Brief:
Each line of the data below containing "budget" needs to be listed.
___ Data for this exercise
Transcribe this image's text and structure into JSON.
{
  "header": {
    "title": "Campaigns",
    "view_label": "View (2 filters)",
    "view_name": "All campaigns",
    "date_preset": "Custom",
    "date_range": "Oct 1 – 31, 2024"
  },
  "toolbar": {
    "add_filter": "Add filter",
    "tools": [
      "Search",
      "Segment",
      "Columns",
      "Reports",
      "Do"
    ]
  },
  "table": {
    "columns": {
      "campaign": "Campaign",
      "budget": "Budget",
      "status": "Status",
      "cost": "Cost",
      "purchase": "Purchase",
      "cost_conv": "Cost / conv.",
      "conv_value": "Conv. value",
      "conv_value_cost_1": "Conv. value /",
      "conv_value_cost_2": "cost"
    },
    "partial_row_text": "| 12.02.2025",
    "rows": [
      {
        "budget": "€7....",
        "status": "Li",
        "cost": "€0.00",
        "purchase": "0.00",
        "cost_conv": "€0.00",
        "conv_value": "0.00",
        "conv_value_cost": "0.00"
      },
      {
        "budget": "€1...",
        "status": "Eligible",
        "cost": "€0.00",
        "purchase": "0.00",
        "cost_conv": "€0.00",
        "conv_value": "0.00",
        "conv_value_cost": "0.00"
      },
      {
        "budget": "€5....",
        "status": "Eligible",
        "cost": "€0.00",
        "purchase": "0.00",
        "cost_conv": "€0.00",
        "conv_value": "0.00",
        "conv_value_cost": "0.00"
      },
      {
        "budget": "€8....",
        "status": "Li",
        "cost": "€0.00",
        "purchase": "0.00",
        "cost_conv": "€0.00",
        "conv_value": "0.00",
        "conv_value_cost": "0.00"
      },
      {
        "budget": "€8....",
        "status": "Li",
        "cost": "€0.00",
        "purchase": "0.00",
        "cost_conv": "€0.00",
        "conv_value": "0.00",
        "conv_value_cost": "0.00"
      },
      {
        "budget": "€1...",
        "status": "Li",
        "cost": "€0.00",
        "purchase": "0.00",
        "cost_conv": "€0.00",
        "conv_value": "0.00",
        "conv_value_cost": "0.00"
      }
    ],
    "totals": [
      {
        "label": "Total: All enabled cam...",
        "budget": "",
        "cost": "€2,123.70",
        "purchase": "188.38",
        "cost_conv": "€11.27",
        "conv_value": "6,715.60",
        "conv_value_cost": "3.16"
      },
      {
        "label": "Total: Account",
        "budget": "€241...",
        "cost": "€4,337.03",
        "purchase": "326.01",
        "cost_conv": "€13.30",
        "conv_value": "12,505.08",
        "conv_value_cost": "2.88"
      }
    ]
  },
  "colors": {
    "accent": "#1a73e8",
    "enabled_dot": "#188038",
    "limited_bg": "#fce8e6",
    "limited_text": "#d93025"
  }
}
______
Problem solution:
      "budget": "Budget",
        "budget": "€7....",
        "budget": "€1...",
        "budget": "€5....",
        "budget": "€8....",
        "budget": "€8....",
        "budget": "€1...",
        "budget": "",
        "budget": "€241...",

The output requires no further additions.